New data released by the US Census shows good news on many economic fronts. The middle class has seen income increases, poverty is down nationally, and many groups that had been left behind by the economic recovery are seeing rising incomes.
But the news is not universally good. CNT’s Urban Opportunity Agenda has taken a close look at poverty and opportunity in a dozen cities across the country. The latest update of Census data for those cities shows mixed progress on poverty in the last year—Chicago, Long Beach, Memphis, and Gary, IN all saw significant decreases in their poverty rates from 2014 to 2015, but Akron saw a significant increase. Changes in the other 5 cities we studied—Charlotte, Detroit, Macon-Bibb, Miami-Dade County, Philadelphia, San Jose and St. Paul—were not greater than the margin of error for the data, but San Jose and Detroit had increases in the poverty rate while the other three had decreases.
The most significant change of the cities we studied was in Gary where the poverty rate fell from 38% in 2014 to 30% in 2015. Even considering a 4.4% margin of error, this change is remarkable. The initial statistics seem to show that the changes in Gary are strongest for children and African American residents.
While determining the exact cause of the poverty reduction in Gary requires fuller study, one key factor is a stronger economy. Unemployment peaked in the Gary region in January 2010 at 12% with just 290,000 jobs for a labor force of 330,000. Preliminary statistics for July 2016 from the Bureau of Labor Statistics show 330,000 jobs in the Gary region for a labor force that has grown to 350,000 and an unemployment rate that has dropped to 5.8%.

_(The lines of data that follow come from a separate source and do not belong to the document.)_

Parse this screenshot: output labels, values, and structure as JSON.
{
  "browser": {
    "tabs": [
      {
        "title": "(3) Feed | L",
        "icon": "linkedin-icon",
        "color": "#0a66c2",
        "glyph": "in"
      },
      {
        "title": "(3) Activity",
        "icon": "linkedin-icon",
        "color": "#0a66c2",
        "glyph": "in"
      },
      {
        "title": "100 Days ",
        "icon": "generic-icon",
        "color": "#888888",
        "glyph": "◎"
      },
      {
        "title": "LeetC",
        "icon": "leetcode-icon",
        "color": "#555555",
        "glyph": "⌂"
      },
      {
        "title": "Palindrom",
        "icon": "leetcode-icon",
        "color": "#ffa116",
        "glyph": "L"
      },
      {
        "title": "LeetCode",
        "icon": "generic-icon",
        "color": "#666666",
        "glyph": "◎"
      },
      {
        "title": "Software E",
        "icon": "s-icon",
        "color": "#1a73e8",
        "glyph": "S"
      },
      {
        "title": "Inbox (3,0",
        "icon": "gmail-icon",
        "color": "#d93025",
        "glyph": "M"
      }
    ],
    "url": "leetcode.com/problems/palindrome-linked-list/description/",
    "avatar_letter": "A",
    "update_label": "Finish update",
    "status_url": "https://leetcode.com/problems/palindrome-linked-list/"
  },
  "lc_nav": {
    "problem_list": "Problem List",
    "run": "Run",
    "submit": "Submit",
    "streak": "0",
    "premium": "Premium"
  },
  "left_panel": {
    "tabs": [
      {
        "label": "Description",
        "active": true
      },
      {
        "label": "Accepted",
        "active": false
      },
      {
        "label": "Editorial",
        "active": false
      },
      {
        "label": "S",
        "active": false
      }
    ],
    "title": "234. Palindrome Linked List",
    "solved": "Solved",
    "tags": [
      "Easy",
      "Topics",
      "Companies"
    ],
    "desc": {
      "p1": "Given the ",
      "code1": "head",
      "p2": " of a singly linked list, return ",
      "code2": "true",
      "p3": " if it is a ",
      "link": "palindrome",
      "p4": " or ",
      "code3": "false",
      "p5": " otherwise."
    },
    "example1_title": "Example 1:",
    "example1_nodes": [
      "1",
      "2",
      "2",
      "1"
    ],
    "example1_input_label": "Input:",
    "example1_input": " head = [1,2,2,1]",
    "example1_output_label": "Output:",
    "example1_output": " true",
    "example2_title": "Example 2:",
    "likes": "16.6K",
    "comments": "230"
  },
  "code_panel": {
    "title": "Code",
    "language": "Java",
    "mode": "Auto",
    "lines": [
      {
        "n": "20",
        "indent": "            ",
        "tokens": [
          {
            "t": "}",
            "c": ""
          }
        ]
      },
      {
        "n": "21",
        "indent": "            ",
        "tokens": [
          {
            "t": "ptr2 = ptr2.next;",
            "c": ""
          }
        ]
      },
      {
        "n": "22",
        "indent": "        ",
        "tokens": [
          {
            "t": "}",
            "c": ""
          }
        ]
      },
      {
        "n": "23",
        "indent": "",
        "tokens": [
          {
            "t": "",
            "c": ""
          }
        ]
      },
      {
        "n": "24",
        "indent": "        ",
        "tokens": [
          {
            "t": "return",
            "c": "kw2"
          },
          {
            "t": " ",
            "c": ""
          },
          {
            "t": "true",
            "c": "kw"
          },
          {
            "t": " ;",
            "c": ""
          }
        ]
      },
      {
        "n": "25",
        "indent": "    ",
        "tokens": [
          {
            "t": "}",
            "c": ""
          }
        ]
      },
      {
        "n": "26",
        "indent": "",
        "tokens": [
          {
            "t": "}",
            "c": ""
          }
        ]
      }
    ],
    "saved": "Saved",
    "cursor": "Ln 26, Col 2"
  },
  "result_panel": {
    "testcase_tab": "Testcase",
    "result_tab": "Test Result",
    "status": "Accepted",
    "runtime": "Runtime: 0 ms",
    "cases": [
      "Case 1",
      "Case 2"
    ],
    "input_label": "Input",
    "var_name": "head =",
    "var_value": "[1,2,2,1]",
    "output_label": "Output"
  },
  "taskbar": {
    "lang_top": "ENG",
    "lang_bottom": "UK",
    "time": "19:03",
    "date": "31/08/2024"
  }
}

Within Gary city, the median household income rose from $26,000 to $30,000 from 2014 to 2015.Yet, Gary has a long way to go to help its residents reach economic sustainability. Incomes in Gary are still far below other parts of the country—the national median household income is $56,000 and neighboring Chicago has a median household income of $51,000. Gary’s poverty rate is also twice today’s national rate and twice the 15% poverty rate Gary had in 1970.
To continue its progress in reducing poverty Gary has to maintain its positive economic momentum and that must include helping households cut costs. Nationally, the cost of living has been rising faster than incomes and Gary is not immune to such trends. A moderate income household in Gary spends 25% of their income on transportation according to the CNT Housing and Transportation Affordability Index. With an AllTransit Performance Score of just 1.8 on a scale of10, it is clear that Gary’s transportation system needs improvement if it is to be a reliable, cost saving means of jobs access for Gary’s households.
In aggregate, Gary residents spend $305 million per year on transportation—or $9 billion over a 30 year period. Channeling some of those funds to local transportation solutions that increase convenience and decrease costs would benefit households of all income levels. Similar efficiencies and savings can be found in areas like water and energy.
Cities around the country are grappling with issues of equity and economic mobility. The recent Census statistics give some glimmers of hope that the tide is turning towards an economy that benefits all, but targeted investments to make our cities more efficient and lower household costs will help lock in and multiply the benefits of those economic improvements.